Guide to hip replacement surgery

There is little doubt that advancements in medicine have changed lives, and hip replacements are a case in point. If you think you may need such an operation, here's what you need to know about the procedure.

Hip replacement surgery

Pic: Getty

About hip replacements
The hip joint is one of the largest joints in the body. The bones of this 'ball and socket' joint are connected to each other with ligaments, and surrounded by cartilage that prevents them from rubbing against each other.

When the joint itself, or the cartilage that surrounds it, becomes damaged, it can cause pain that leads to problems with certain movements, such as walking or driving. A hip replacement does exactly what it says on the tin - the damaged joint is replaced with an artificial one, and most patients report a significant reduction in pain, or improved movement, following the procedure.

Often age-related, hip replacements are most commonly carried out on adults between the ages of 60 and 80. Wear and tear to the cartilage caused by osteoarthritis is often a cause of pain and impaired movement, while rheumatoid arthritis sometimes causes the immune system to attack the lining of the joint, leading to pain and stiffness. A fall or similar trauma to the joint itself that causes significant damage may also mean the hip needs replacing.

Though uncommon in children and younger adults, those suffering from hip dysplasia (where the hips have formed incorrectly) may sometimes need an operation to improve function and relieve pain.

The procedure
Hip replacements are common in the UK, with the NHS performing more than 70,000 such operations from April 2010 to April 2011. Patients are given a general anaesthetic or epidural while the operation is performed, and the surgery, during which the damaged joint is replaced with a metal alloy or ceramic prosthesis, usually takes between 60 and 90 minutes.

With the surgery over, most patients are encouraged to walk as quickly as possible, with the help of staff, and some are even able to get up the same day. Discomfort is to be expected, and sometimes the legs and feet can become swollen. Patients usually remain in hospital for three to five days.

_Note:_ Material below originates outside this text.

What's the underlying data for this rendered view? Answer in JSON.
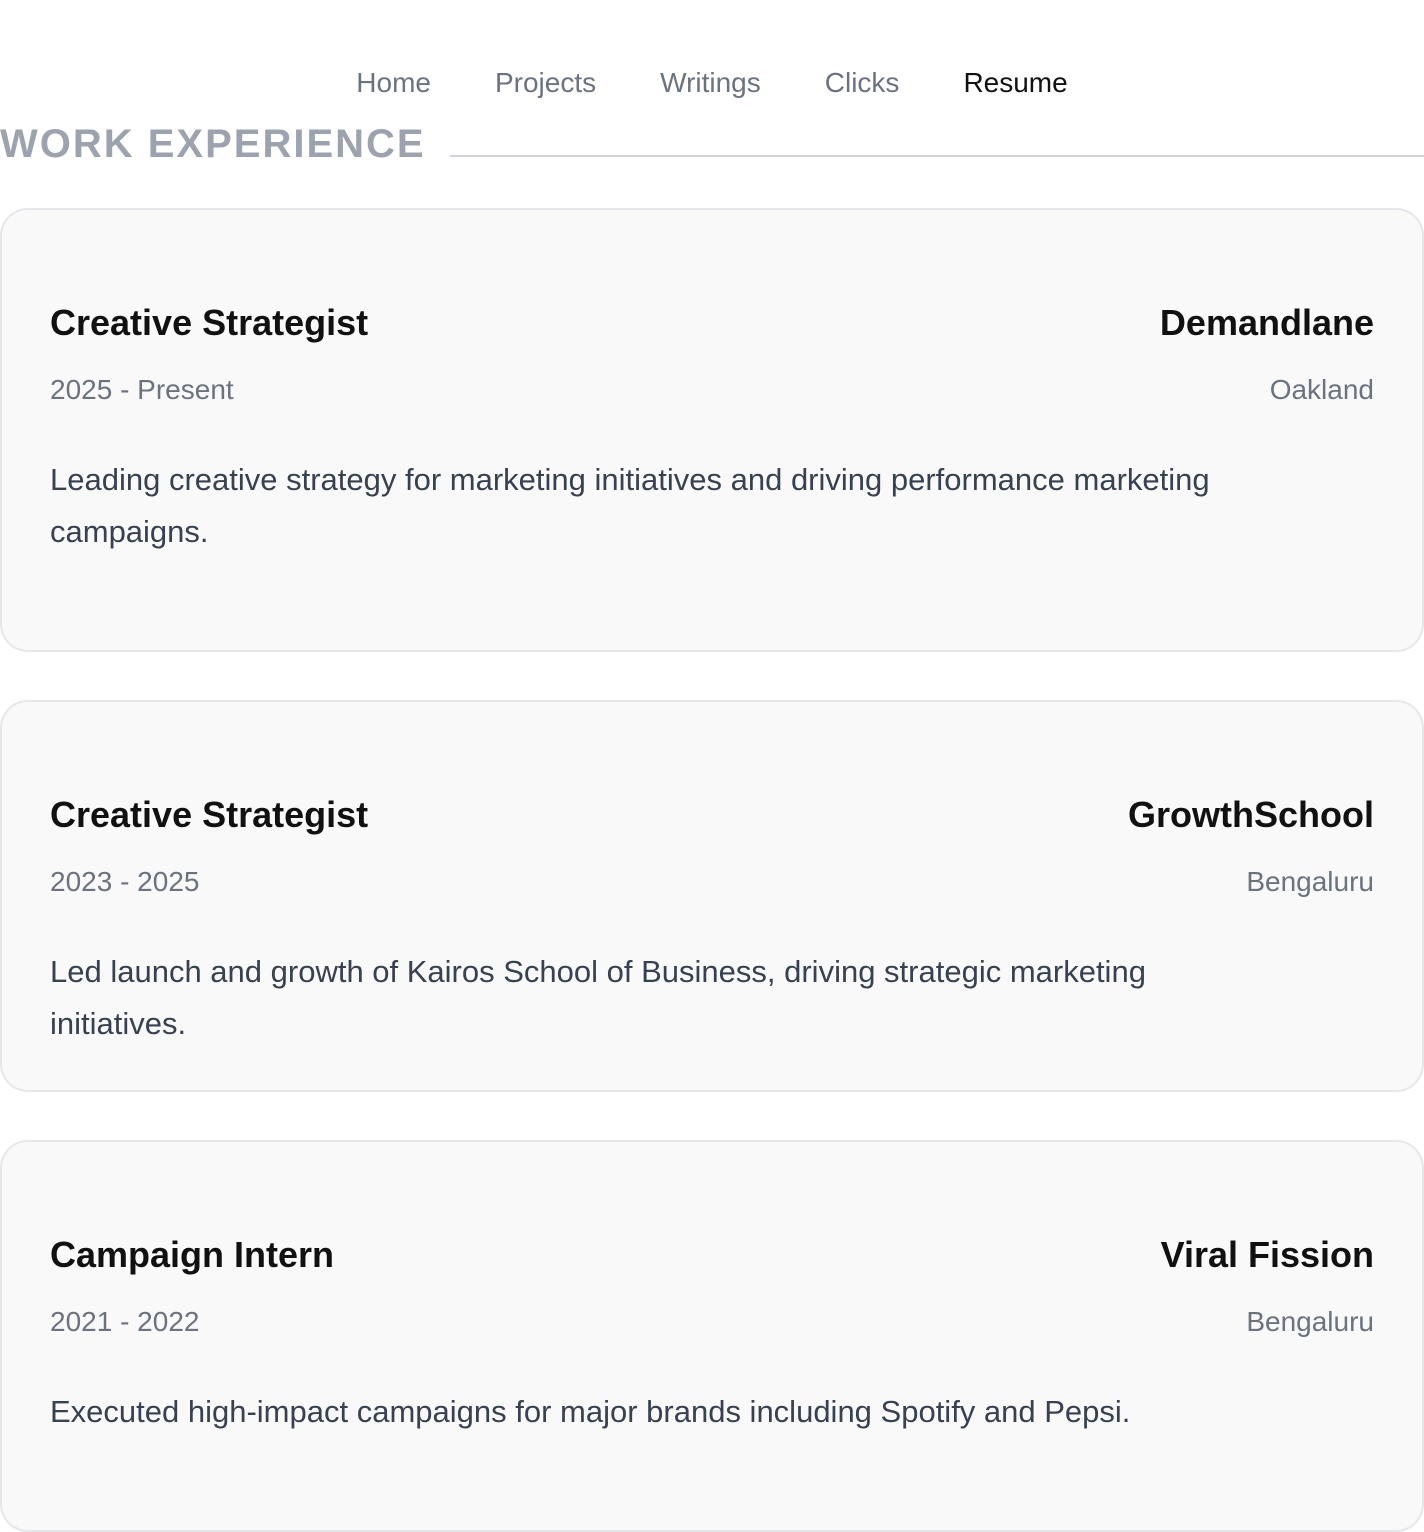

Recovery and rehabilitation can be a painful process, and patients will need a walking aid for four to six weeks after the op, followed by a gentle exercise programme designed to regain and then improve use of the replacement joint. At this stage, patients will be advised to take care with certain movements or activities.

Often, patients are back to normal day-to-day activities with two or three months, but it can take up to a year to fully benefit from the new hip.

In the longer term, the surgeon who performed the operation will generally want to see the patient again after twelve months, just to check that all is working as it should, and an X-ray every five years will ensure that the hip joint is not loosening.

Risks and complications
In the immediate aftermath of the operation, any redness, fluid or increase in pain in the joint may be cause for concern, and patients should contact their GP to get things checked out.

According to the NHS, hip dislocation occurs in around one in 20 cases, and this requires further surgery, but the most common problem associated with hip replacements is loosening of the joint, which usually occurs 10 to 15 years after the initial surgery. Wear and tear can also occur, with metal-on-metal implants particularly prone to accelerated wear, so an annual check for these types of replacements is advised.

More serious complications include blood clots or infection of the tissue around the new hip joint, but these are uncommon, affecting fewer than one in 100 patients.

Though there are alternatives, a hip replacement could significantly improve quality of life for those suffering from arthritis-related problems or a hip fracture. If you think it could help you, visit your GP to further discuss the options.

Have you had a hip replacement? Did it improve your life? Leave your comments below...